Category Archives: C#

Wake-on-Lan (WoL) in C#

Wake on LAN is a computer networking standard that allows devices to be powered on when they receive a specific network message, if your device supports this feature.

In this example we will demonstrate how to craft this “magic” packet in C#. The concept of the packet is fairly simple. The packet must contain anywhere in the payload six (6) 255 bytes in a row (FF in hexadecimal) followed by the MAC address of the device repeated sixteen times.

As an example, if your device MAC address is 01-00-00-00-00-02 the payload will look like this:

You can find the implementation of WoL in C# below:

And the result…
Wireshark WoL Result

Feel free to leave your questions or feedback in the comment section below.

Create a MySQL table dynamically in C#

Sometimes you might need to create database tables dynamically, based on new users, products etc. The snippet below allows you to do exactly that, create a new table in your database dynamically, straight from your code.

This example is heavily based on How to connect to a MySQL database and retrieve data in C# as the same concept of connecting to the database is required.

The first thing you need to do, as mentioned in the article linked above, is that you will need to add a reference to MySQL.Data in your project. After you have done that, you can modify the snippet below to create the table with the columns you want based on your requirements.

If you are unsure as to which database engine to use, please take a look at as every database engine has different type of limitations, so it is better to choose the one that better suits your needs.

How to connect to a MySQL database and retrieve data in C#

Connecting to a MySQL database is fairly simple and straight forward. The first thing you will need to do is to add a reference to MySQL.Data in your project.

This can be done in a few ways:

  • Right click on references in your project -> click Manage NuGet packages -> Search and install MySQL.Data from Oracle
  • Open Package Manager Console from Tools -> NuGet Package Manager -> Paste in the console the following line: Install-Package MySql.Data
  • If you have installed the .NET Connector from MySQL you can navigate to where you have installed the connector and add a reference to the MySQL.Data.dll file

After you have added a reference to MySQL.Data you can tailor the snippet below to suit your requirements.

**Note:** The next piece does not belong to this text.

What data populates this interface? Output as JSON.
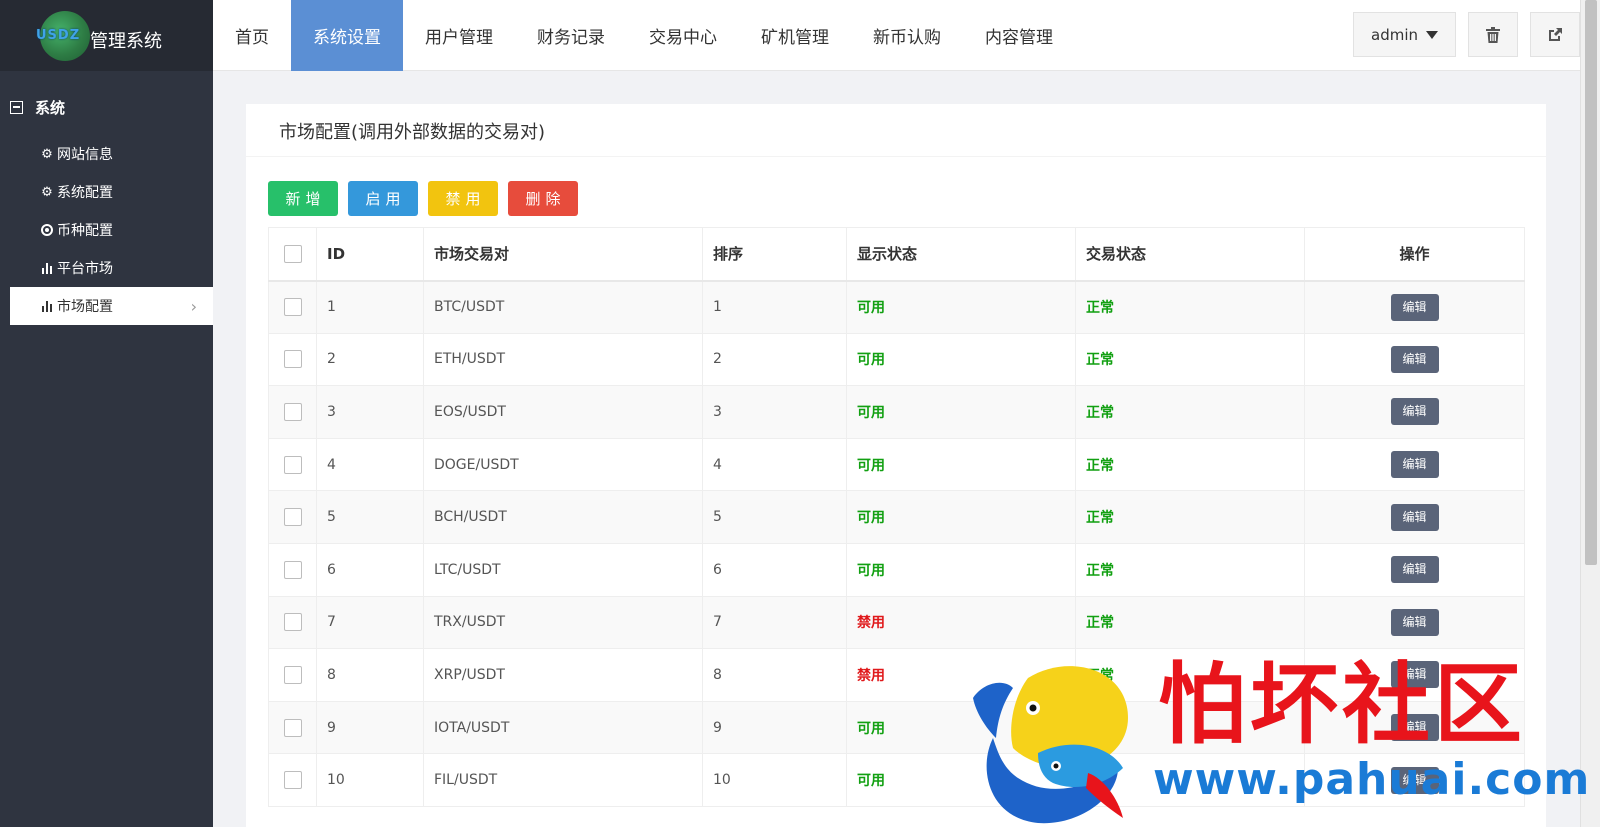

If you are interested in other type of databases you can check my Microsoft Access Database and SQLite database tutorials.

How to keep your screen always on

On most systems this can be configured by going to Control Panel --> Power Options --> Choose when to turn off the display, but there are always some situations that this solution will not suffice. As an exmaple, the last time I faced this problem, Active Directory’s settings were overriding my system’s settings, which caused my display to turn off every 5 minutes regardless of how much I tried to tweak it using the Power Options.

As a workaround I decided to create a small application that would just keep the screen from turning off. I decided to share it with you in case you ever find yourself in a similar position.

You can download the program here.

If you know a bit about programming you can take a look at the source code below that will give you an idea on how this is achieved.

The theory behind this solution is very simple. We are using the SetThreadExecutionState windows function to notify the system that the screen should stay on.

Flags Descriptions
Away mode should be used only by media-recording and media-distribution applications that must perform critical background processing on desktop computers while the computer appears to be sleeping. See Remarks.

Informs the system that the state being set should remain in effect until the next call that uses ES_CONTINUOUS and one of the other state flags is cleared.

Forces the display to be on by resetting the display idle timer.

Forces the system to be in the working state by resetting the system idle timer.

Convert DateTime to Unix time in C#

I’ve been asked recently by a few people how to convert Unix time to DateTime format (and the other way around) so I decided to make a post about it explaining how Unix time works and provide a snippet to help people that want to convert DateTime to Unix time or vise versa.

Unix time is basically the number of seconds that have passed since 1/1/1970 00:00:00 (UTC). In order to convert a specific date and time to a Unix time value we will need to subtract the date above from the date we want to convert to Unix time.


Now if we want to convert a Unix time value to a DateTime object the the principle is the same. We take the 1/1/1970 00:00:00 (UTC) date and add the value of the Unix time as seconds to that date. The result would be the actual DateTime of the Unix time stamp.